As dramatized in the recent RBG biopic, On the Basis of Sex, future Supreme Court justice Ruth Bader Ginsburg got her start when she represented Charles Moritz in a case against the Internal Revenue Service. Moritz’s problems started when he took a tax deduction for elder care, which was available to women and divorced men, but not to men like Moritz who had never been married — a reflection of the idea that women are homemakers and caregivers rather than wage-earners. Ginsburg successfully argued that the distinction was irrational and discriminatory, and Moritz v. Commissioner of Internal Revenue marked the first time Ginsburg wrote a legal brief on gender discrimination.

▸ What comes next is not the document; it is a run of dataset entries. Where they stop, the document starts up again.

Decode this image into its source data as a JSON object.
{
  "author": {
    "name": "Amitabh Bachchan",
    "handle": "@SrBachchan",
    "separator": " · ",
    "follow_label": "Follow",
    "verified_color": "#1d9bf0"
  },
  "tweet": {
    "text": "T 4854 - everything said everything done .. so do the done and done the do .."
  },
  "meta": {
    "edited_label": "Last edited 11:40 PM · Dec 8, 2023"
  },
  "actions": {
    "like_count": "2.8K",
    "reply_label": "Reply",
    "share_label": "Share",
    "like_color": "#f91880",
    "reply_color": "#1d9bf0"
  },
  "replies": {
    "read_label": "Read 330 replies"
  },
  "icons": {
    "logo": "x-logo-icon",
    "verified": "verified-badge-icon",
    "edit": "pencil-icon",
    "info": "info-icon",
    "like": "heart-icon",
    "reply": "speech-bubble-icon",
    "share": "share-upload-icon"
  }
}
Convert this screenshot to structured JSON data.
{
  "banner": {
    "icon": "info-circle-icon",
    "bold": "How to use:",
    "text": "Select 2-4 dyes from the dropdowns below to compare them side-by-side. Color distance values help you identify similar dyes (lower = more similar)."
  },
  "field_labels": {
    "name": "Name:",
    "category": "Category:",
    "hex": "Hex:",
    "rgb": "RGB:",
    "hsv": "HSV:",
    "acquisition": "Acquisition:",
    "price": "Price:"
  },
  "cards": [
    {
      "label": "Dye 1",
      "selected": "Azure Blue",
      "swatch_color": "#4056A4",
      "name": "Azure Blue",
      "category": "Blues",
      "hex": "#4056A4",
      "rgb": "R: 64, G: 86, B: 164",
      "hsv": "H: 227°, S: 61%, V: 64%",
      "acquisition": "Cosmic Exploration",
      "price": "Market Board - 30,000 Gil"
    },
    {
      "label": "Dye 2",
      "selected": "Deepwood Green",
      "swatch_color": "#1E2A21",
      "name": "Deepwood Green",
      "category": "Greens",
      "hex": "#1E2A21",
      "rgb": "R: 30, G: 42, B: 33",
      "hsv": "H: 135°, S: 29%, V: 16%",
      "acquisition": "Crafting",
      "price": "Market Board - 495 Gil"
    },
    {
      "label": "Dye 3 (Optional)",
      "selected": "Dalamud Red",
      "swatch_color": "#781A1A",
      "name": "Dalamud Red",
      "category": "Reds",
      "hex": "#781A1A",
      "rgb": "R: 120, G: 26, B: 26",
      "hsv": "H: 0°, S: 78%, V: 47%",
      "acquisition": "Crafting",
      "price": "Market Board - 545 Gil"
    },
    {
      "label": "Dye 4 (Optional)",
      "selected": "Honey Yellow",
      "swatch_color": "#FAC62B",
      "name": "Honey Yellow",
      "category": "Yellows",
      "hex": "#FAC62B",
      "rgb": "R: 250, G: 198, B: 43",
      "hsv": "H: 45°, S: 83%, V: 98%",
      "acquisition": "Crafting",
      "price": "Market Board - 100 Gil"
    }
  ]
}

One of Ginsburg’s next cases also involved a male client fighting for a federal benefit that was exclusive to women. Stephen Wiesenfeld married Paula Polatschek in 1970, and her salary was their principal source of income. But a healthy pregnancy quickly turned into tragedy when Paula died in labor, leaving Stephen as the sole provider for their baby. He applied for Social Security benefits, but was informed that only his son could receive them — as a widower, he could not. Ginsburg saw two levels of discrimination: against women, whose Social Security deductions didn’t reap the same payouts to their surviving family members; and against men, who would be eligible beneficiaries if not for their sex. In 1975, Ginsburg argued before the Supreme Court, which issued a unanimous decision in her favor.
Emboldened by her first victory with Moritz, Ginsburg founded the ACLU’s Women’s Rights Project to fight for gender equality for both women and men. In the cases highlighted here, Ginsburg used male plaintiffs to challenge laws that were based on antiquated ideas of gender roles. As she explained it, “Our strategy was the soul of simplicity. It was to go after the stereotypes that were written into law and to show that many could be disadvantaged by the stereotype, as well as women. We wanted people to be judged by what they do, by the functions they perform, and not by gender.”
In 1974, when she was only 19 years old, Mechelle Vinson became a bank teller. Vinson’s manager, a married father of seven named Sidney Taylor, soon started pressuring her for sex. Taylor’s propositions and unwelcome advances continued over a prolonged period of difficult and stressful circumstances related to his coercive behavior. For years, she endured harassment, fondling, and repeated sexual assaults, all under threat of being fired if she did not comply. She estimates they had sexual intercourse 40 to 50 times — encounters that were never consensual.
In 1978, Vinson brought suit against the company, leading to a landmark decision in sexual harassment law in 1986, when the Supreme Court established that Title VII of the 1964 Civil Rights Act covered not only discrimination that results in economic injury but also “the entire spectrum of disparate treatment of men and women” in the workplace, including “psychological aspects of the workplace environment.” Meritor Savings Bank v. Vinson was the first successful use of Title VII in a sexual harassment case in the Supreme Court, and it helped start the conversation about sexual harassment that Anita Hill would blow wide open just a few years later.
In the wake of her victory, Vinson told the Washington Post she was surprised by the decision — and the response she received from the public. “I’ve had a lot of women come up and say they’ve been harassed but just didn’t have the guts to stand up,” she said. “One girl, 20 years old, came up and kissed me. She said she’d been abused but she didn’t know what to do.”